## SUPPLIED RECORDS:
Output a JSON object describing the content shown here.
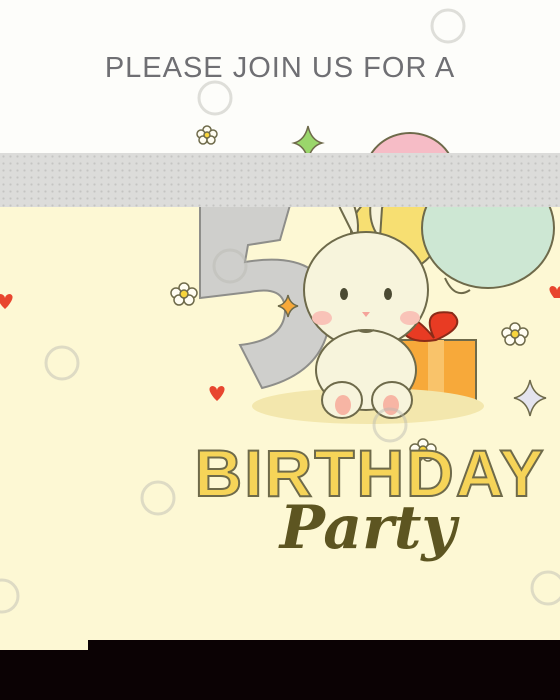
{
  "invite": {
    "heading": "PLEASE JOIN US FOR A",
    "title_line1": "BIRTHDAY",
    "title_line2": "Party"
  },
  "icons": [
    "rabbit-icon",
    "balloon-icon",
    "gift-box-icon",
    "daisy-icon",
    "heart-icon",
    "sparkle-icon",
    "watermark-icon"
  ],
  "colors": {
    "paper_top": "#fdfdfa",
    "paper_body": "#fdf8d4",
    "title_yellow": "#f6d458",
    "party_brown": "#5d5521",
    "balloon_mint": "#cde7d3",
    "balloon_yellow": "#f7df72",
    "balloon_pink": "#f6bcc6",
    "gift_orange": "#f7a93a",
    "ribbon_red": "#e83b23",
    "bottom_bar": "#0b0204"
  }
}
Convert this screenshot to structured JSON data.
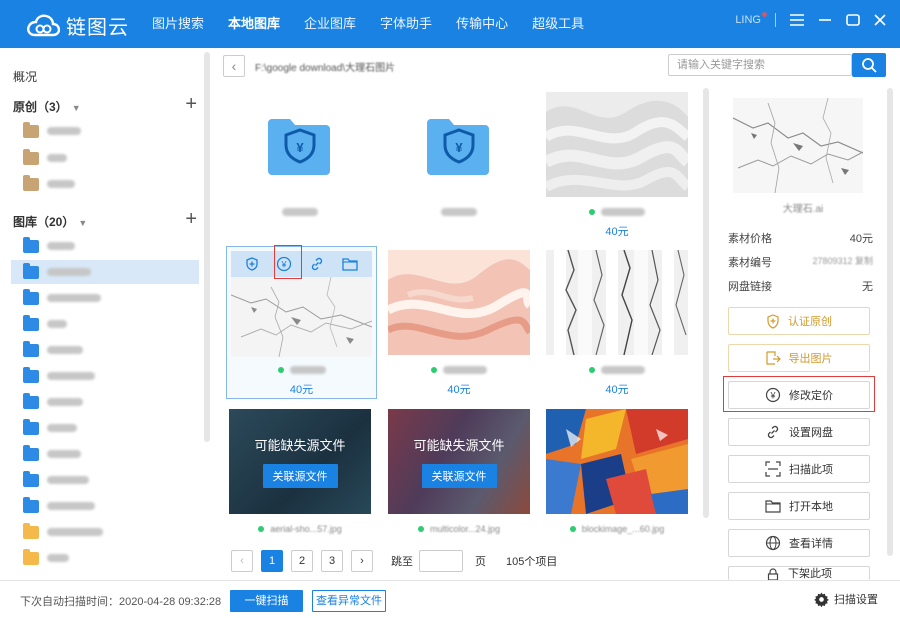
{
  "app": {
    "title": "链图云"
  },
  "nav": [
    {
      "label": "图片搜索"
    },
    {
      "label": "本地图库",
      "active": true
    },
    {
      "label": "企业图库"
    },
    {
      "label": "字体助手"
    },
    {
      "label": "传输中心"
    },
    {
      "label": "超级工具"
    }
  ],
  "user": {
    "name": "LING"
  },
  "sidebar": {
    "overview": "概况",
    "original_group": "原创（3）",
    "gallery_group": "图库（20）"
  },
  "main": {
    "path": "F:\\google download\\大理石图片",
    "search_placeholder": "请输入关键字搜索"
  },
  "cards": [
    {
      "name": "大理石",
      "type": "folder"
    },
    {
      "name": "建材类",
      "type": "folder"
    },
    {
      "name": "2548458.ai",
      "price": "40元",
      "status": "ok"
    },
    {
      "name": "大理石.ai",
      "price": "40元",
      "status": "ok",
      "selected": true
    },
    {
      "name": "大理石14.ai",
      "price": "40元",
      "status": "ok"
    },
    {
      "name": "大理石15.ai",
      "price": "40元",
      "status": "ok"
    },
    {
      "name": "aerial-sho...57.jpg",
      "missing": "可能缺失源文件",
      "link": "关联源文件",
      "status": "ok"
    },
    {
      "name": "multicolor...24.jpg",
      "missing": "可能缺失源文件",
      "link": "关联源文件",
      "status": "ok"
    },
    {
      "name": "blockimage_...60.jpg",
      "status": "ok"
    }
  ],
  "pager": {
    "pages": [
      "1",
      "2",
      "3"
    ],
    "current": "1",
    "prev": "‹",
    "next": "›",
    "jump_label": "跳至",
    "page_unit": "页",
    "total": "105个项目"
  },
  "detail": {
    "filename": "大理石.ai",
    "props": [
      {
        "label": "素材价格",
        "value": "40元"
      },
      {
        "label": "素材编号",
        "value": "27809312 复制"
      },
      {
        "label": "网盘链接",
        "value": "无"
      }
    ],
    "actions": [
      {
        "label": "认证原创",
        "icon": "shield-plus-icon"
      },
      {
        "label": "导出图片",
        "icon": "export-icon"
      },
      {
        "label": "修改定价",
        "icon": "yen-icon"
      },
      {
        "label": "设置网盘",
        "icon": "link-icon"
      },
      {
        "label": "扫描此项",
        "icon": "scan-icon"
      },
      {
        "label": "打开本地",
        "icon": "folder-icon"
      },
      {
        "label": "查看详情",
        "icon": "globe-icon"
      },
      {
        "label": "下架此项",
        "icon": "lock-icon"
      }
    ]
  },
  "bottom": {
    "next_scan": "下次自动扫描时间：2020-04-28 09:32:28",
    "scan_btn": "一键扫描",
    "errors_btn": "查看异常文件",
    "settings": "扫描设置"
  },
  "colors": {
    "accent": "#1a82e2",
    "highlight": "#e23b3b",
    "price": "#1a82e2"
  }
}
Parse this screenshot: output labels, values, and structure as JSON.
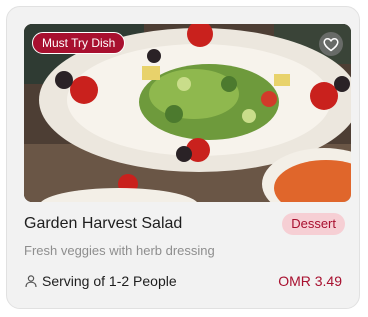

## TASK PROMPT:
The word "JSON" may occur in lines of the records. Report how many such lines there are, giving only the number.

## PROBLEM SOLUTION:
3